Catholics for Obama-Biden answers that question with the following evidence:
- Findings from a 2007 study by Catholics United.
- Findings from a 2008 study by Catholics in Alliance for the Common Good.
- A study by Rutgers University cited by Dr. James Kelly in Sociology of Religion.
- The claim that “three quarters of women say they cannot afford to have a child.”
Let’s examine these claims.
- The 2007 study is a non peer-reviewed report published by a political advocacy organization.
- The 2008 study is also a non peer-reviewed report by a political advocacy organization.
- The Rutgers study cited by Dr. Kelly is from his presidential address to the Association for the Sociology of Religion, published in their journal. The Rutgers study comprises two non peer-reviewed reports for the state of New Jersey on their welfare reforms. The first report itself finds “a ‘not statistically significant’ difference in abortion rates between welfare women in the experimental group and in the control group.” (Kelly, p. 108, fn 17) The second report finds a “small but non-trivial” effect of family caps on abortion rates among African-American women on welfare. (Kelly, p.109)

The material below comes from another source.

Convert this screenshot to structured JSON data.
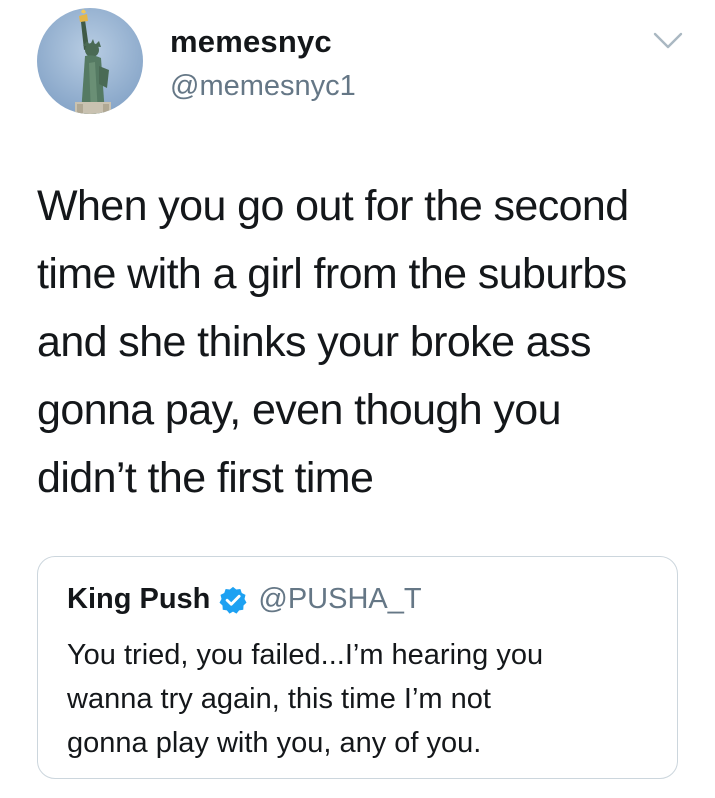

- The claim that “three quarters of women say they cannot afford to have a child” gives the impression that it is the only reason for 75% of abortions. This statistic is taken from a survey in which women could list multiple reasons for having abortions. “Of the 1,160 women who gave at least one reason, 89% gave at least two and 72% gave at least three; the median number of reasons given was four, and some women gave as many as eight reasons out of a possible 13.” (See Finer et al.)
This evidence is not sufficient to substantiate the claim that welfare programs, as whole, reduce the number of abortions. At most, this evidence would perhaps support the claim that caps to welfare benefits would would have a “small but non-trivial” effect on abortion rates among women on welfare.
Finer, Lawrence B., Lori F. Frohwirth, Lindsay A. Dauphinee, Susheela Singh and Ann M. Moore, “Reasons U.S. Women Have Abortions: Quantitative and Qualitative Perspectives,” Pespectives on Reproductive and Sexual Health 37(3), Sep 2005.
Kelly, James R., “Sociology and Public Theology: A Case Study of Pro-Choice/ Prolife Common Ground,” Sociology of Religion, 60(2): 99-124, Summer 1999.